Element data from apps and pages

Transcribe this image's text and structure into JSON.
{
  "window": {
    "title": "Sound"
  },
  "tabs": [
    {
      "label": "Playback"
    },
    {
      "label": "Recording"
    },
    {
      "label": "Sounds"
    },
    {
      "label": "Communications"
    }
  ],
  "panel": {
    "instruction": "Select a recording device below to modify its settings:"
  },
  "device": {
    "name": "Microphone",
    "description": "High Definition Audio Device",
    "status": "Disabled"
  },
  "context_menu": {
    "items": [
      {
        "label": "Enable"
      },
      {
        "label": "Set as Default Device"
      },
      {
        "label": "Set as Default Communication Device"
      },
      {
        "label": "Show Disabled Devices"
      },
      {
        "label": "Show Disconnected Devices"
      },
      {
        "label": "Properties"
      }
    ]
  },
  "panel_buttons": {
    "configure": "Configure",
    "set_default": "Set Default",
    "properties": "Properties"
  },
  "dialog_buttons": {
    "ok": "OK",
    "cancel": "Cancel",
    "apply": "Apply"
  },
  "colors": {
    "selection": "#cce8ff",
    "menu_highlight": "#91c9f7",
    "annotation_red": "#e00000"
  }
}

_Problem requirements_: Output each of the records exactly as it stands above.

_Response to this task_:
Transcribe this image's text and structure into JSON.
{
  "window": {
    "title": "Sound"
  },
  "tabs": [
    {
      "label": "Playback"
    },
    {
      "label": "Recording"
    },
    {
      "label": "Sounds"
    },
    {
      "label": "Communications"
    }
  ],
  "panel": {
    "instruction": "Select a recording device below to modify its settings:"
  },
  "device": {
    "name": "Microphone",
    "description": "High Definition Audio Device",
    "status": "Disabled"
  },
  "context_menu": {
    "items": [
      {
        "label": "Enable"
      },
      {
        "label": "Set as Default Device"
      },
      {
        "label": "Set as Default Communication Device"
      },
      {
        "label": "Show Disabled Devices"
      },
      {
        "label": "Show Disconnected Devices"
      },
      {
        "label": "Properties"
      }
    ]
  },
  "panel_buttons": {
    "configure": "Configure",
    "set_default": "Set Default",
    "properties": "Properties"
  },
  "dialog_buttons": {
    "ok": "OK",
    "cancel": "Cancel",
    "apply": "Apply"
  },
  "colors": {
    "selection": "#cce8ff",
    "menu_highlight": "#91c9f7",
    "annotation_red": "#e00000"
  }
}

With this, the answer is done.